  ROUND(SUM(CASE WHEN dom_complete > 0 AND time_on_page >= 10 THEN 1 ELSE 0 END)/SUM(CASE WHEN time_on_page >= 10 THEN 1 ELSE 0 END)::FLOAT, 4) AS at_least_10s

FROM derived.performance_timing

For the Snowplow website, this returns the following results:

  • all pages: 70.62%
  • at least 5 seconds: 99.25%
  • at least 10 seconds: 99.36%

Looking at all page views, we find that the DOM completed loading in 70% of page views. If we restrict to page views where at least one page ping was sent (i.e. the user was on the page for at least 5 seconds), this number goes up to 99%.

An alternative would be to use load_event_end rather than dom_complete.
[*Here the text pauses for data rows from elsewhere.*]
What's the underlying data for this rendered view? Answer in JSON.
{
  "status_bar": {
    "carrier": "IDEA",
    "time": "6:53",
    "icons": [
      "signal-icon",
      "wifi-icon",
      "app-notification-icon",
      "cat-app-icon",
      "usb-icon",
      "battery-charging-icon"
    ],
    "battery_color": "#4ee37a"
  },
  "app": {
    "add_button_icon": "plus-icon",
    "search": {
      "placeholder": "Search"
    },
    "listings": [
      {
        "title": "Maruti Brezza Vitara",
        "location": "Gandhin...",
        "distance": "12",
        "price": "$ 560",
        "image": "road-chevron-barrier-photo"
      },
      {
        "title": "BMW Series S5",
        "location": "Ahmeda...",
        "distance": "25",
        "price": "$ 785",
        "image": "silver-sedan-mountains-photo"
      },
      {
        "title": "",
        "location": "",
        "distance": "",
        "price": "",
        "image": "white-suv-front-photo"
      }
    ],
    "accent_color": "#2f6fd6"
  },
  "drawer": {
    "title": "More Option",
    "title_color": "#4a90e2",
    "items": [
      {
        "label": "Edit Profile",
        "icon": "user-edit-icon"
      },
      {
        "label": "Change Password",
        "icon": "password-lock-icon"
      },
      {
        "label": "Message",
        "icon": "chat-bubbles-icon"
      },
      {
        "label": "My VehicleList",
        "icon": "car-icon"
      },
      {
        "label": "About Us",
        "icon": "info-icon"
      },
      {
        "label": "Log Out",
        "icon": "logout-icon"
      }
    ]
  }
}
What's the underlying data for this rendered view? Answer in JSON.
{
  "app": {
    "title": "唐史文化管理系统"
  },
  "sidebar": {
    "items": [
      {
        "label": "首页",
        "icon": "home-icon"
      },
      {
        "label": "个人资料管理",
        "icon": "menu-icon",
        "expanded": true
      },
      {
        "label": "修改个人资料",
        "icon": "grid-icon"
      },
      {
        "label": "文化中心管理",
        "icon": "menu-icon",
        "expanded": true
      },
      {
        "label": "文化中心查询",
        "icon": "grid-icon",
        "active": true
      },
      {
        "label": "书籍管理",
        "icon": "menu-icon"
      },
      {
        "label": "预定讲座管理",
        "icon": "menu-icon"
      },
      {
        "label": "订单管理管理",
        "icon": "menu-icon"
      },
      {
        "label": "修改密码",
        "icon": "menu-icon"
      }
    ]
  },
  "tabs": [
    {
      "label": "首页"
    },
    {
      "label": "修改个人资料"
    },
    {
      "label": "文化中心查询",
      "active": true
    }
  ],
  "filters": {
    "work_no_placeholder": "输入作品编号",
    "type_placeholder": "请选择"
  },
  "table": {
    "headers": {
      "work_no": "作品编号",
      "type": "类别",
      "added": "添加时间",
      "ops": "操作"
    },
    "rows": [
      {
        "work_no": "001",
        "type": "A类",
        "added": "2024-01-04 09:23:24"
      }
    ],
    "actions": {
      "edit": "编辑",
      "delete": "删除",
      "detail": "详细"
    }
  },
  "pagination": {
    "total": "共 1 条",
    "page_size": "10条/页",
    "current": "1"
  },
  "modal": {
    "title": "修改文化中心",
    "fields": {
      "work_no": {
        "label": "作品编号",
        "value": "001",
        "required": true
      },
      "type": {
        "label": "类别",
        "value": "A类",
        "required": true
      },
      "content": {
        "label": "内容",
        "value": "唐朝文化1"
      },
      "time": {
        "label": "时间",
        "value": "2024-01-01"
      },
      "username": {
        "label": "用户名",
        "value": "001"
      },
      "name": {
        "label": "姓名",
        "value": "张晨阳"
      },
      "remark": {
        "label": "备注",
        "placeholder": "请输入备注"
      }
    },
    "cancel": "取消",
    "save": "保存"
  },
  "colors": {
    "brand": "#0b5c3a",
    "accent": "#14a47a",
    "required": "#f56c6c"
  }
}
This should return similar results.

Network latency

SELECT

  response_end-fetch_start AS milliseconds,
  SUM(CASE WHEN dvce_ismobile THEN 1 ELSE 0 END) AS mobile,
  SUM(CASE WHEN dvce_ismobile THEN 0 ELSE 1 END) AS not_mobile,
  COUNT(*) AS total

FROM derived.performance_timing

GROUP BY 1
HAVING response_end-fetch_start >= 0
ORDER BY 1
LIMIT 1000

Pages that take the longest to load (on average)

SELECT

  page_urlpath,
  AVG(load_event_end-response_end) AS avg_load_time_ms,
  COUNT(*)

FROM derived.performance_timing

GROUP BY 1
ORDER BY 2 DESC

Capturing domComplere attribute in pageload context
#2

Hi, in Google IO 2017, they had a very interesting session about measuring individual users’ web performance using new performance APIs in the browsers - https://youtu.be/6Ljq-Jn-EgU?t=1259
Worth looking into it